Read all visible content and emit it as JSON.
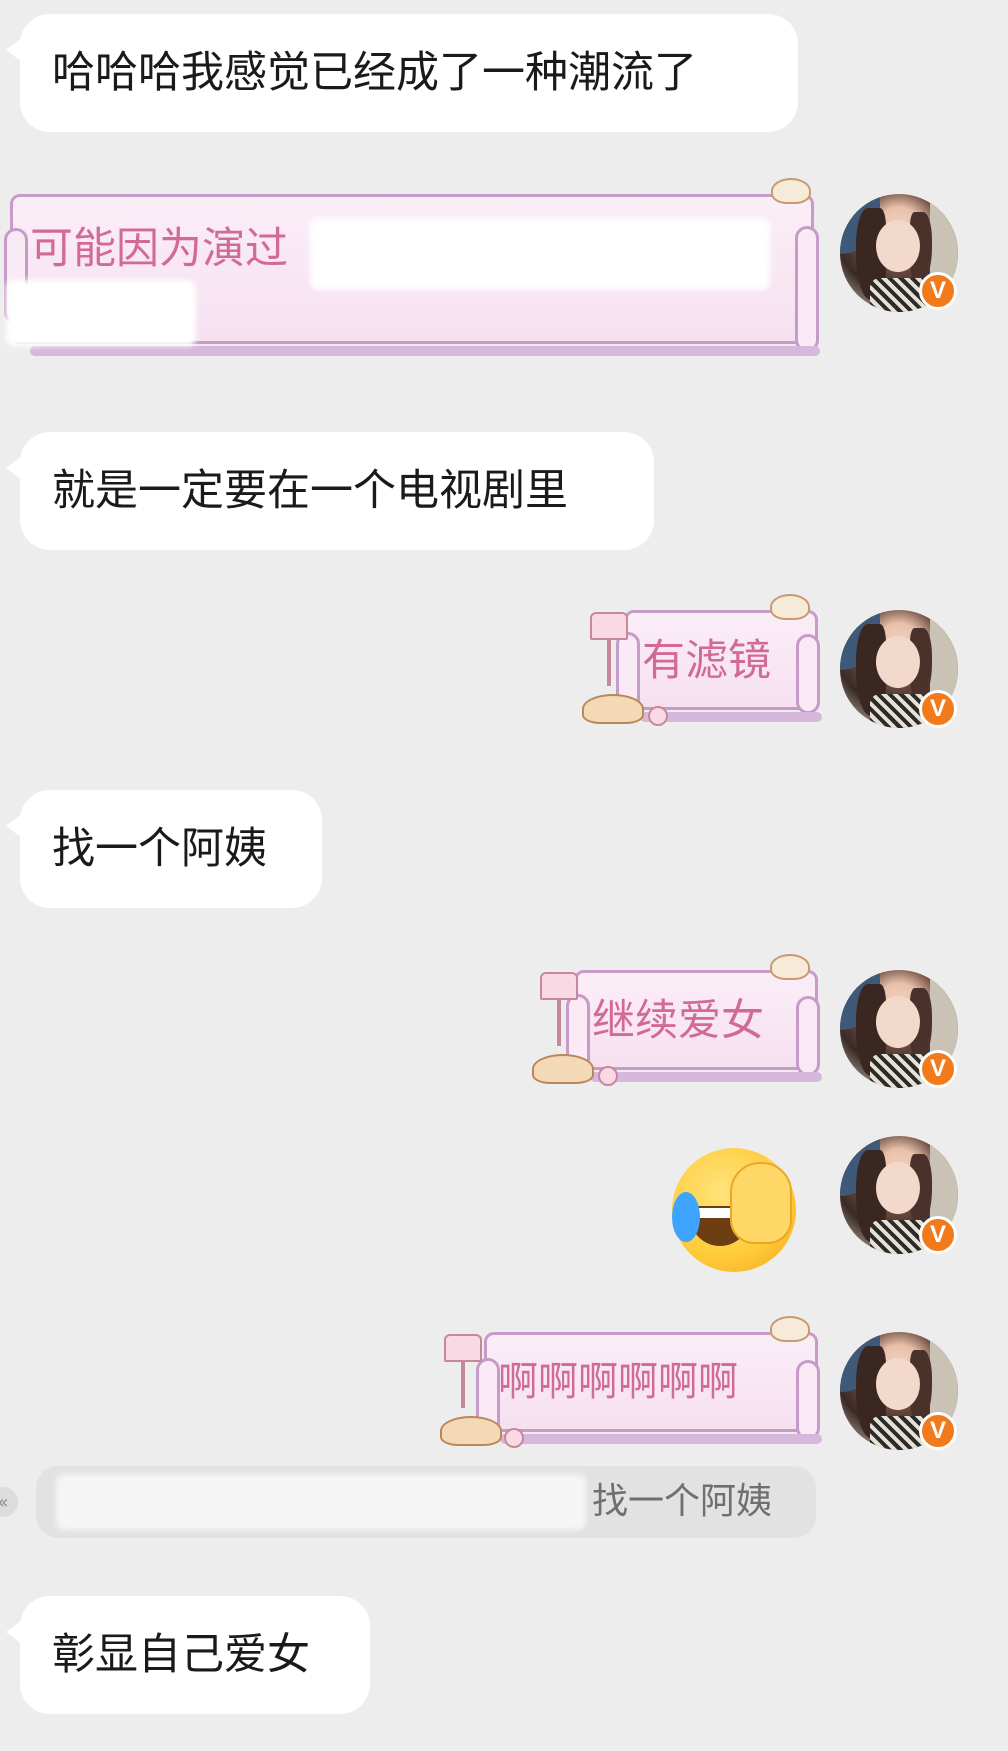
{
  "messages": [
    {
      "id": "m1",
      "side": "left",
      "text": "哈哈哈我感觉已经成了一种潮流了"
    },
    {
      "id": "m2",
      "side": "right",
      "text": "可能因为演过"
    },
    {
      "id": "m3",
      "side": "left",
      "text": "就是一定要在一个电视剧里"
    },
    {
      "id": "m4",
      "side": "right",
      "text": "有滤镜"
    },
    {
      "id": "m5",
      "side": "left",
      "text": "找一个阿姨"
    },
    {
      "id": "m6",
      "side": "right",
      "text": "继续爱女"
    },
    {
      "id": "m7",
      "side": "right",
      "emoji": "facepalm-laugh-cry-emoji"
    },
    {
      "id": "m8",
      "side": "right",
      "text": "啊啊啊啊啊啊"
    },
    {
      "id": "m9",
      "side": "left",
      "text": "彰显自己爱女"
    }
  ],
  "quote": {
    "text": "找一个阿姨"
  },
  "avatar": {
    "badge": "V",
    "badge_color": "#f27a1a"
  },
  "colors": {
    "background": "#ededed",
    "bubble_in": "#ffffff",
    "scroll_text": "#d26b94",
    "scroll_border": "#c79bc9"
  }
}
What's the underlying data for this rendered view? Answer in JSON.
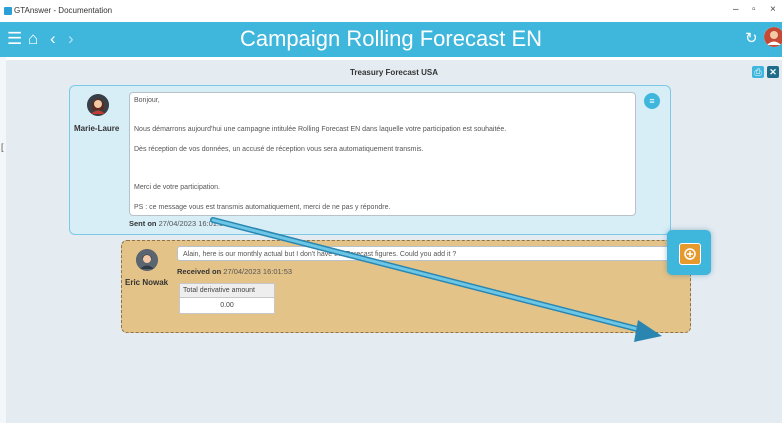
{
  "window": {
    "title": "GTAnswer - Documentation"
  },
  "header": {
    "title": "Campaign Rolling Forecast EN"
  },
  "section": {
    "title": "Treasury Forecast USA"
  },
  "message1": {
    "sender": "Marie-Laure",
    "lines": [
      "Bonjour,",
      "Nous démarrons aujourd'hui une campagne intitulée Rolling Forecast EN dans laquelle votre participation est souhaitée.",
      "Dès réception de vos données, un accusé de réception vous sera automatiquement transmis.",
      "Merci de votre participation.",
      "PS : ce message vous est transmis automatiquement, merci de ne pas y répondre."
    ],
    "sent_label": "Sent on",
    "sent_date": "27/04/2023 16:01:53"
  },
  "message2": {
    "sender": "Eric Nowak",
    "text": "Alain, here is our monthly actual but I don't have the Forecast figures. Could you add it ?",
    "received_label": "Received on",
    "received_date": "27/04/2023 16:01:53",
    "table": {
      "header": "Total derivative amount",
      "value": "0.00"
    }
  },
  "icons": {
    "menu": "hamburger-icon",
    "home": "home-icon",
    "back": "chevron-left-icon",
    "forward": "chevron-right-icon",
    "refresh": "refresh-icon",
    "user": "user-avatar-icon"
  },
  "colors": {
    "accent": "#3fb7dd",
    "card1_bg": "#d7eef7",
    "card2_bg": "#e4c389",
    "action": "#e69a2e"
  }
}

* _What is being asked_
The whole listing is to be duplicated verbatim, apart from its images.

* _Result of the exercise_
Read all visible content and emit it as JSON.
{
  "messages": [
    {
      "id": "m1",
      "side": "left",
      "text": "哈哈哈我感觉已经成了一种潮流了"
    },
    {
      "id": "m2",
      "side": "right",
      "text": "可能因为演过"
    },
    {
      "id": "m3",
      "side": "left",
      "text": "就是一定要在一个电视剧里"
    },
    {
      "id": "m4",
      "side": "right",
      "text": "有滤镜"
    },
    {
      "id": "m5",
      "side": "left",
      "text": "找一个阿姨"
    },
    {
      "id": "m6",
      "side": "right",
      "text": "继续爱女"
    },
    {
      "id": "m7",
      "side": "right",
      "emoji": "facepalm-laugh-cry-emoji"
    },
    {
      "id": "m8",
      "side": "right",
      "text": "啊啊啊啊啊啊"
    },
    {
      "id": "m9",
      "side": "left",
      "text": "彰显自己爱女"
    }
  ],
  "quote": {
    "text": "找一个阿姨"
  },
  "avatar": {
    "badge": "V",
    "badge_color": "#f27a1a"
  },
  "colors": {
    "background": "#ededed",
    "bubble_in": "#ffffff",
    "scroll_text": "#d26b94",
    "scroll_border": "#c79bc9"
  }
}
What's the underlying data for this rendered view? Answer in JSON.
{
  "window": {
    "title": "GTAnswer - Documentation"
  },
  "header": {
    "title": "Campaign Rolling Forecast EN"
  },
  "section": {
    "title": "Treasury Forecast USA"
  },
  "message1": {
    "sender": "Marie-Laure",
    "lines": [
      "Bonjour,",
      "Nous démarrons aujourd'hui une campagne intitulée Rolling Forecast EN dans laquelle votre participation est souhaitée.",
      "Dès réception de vos données, un accusé de réception vous sera automatiquement transmis.",
      "Merci de votre participation.",
      "PS : ce message vous est transmis automatiquement, merci de ne pas y répondre."
    ],
    "sent_label": "Sent on",
    "sent_date": "27/04/2023 16:01:53"
  },
  "message2": {
    "sender": "Eric Nowak",
    "text": "Alain, here is our monthly actual but I don't have the Forecast figures. Could you add it ?",
    "received_label": "Received on",
    "received_date": "27/04/2023 16:01:53",
    "table": {
      "header": "Total derivative amount",
      "value": "0.00"
    }
  },
  "icons": {
    "menu": "hamburger-icon",
    "home": "home-icon",
    "back": "chevron-left-icon",
    "forward": "chevron-right-icon",
    "refresh": "refresh-icon",
    "user": "user-avatar-icon"
  },
  "colors": {
    "accent": "#3fb7dd",
    "card1_bg": "#d7eef7",
    "card2_bg": "#e4c389",
    "action": "#e69a2e"
  }
}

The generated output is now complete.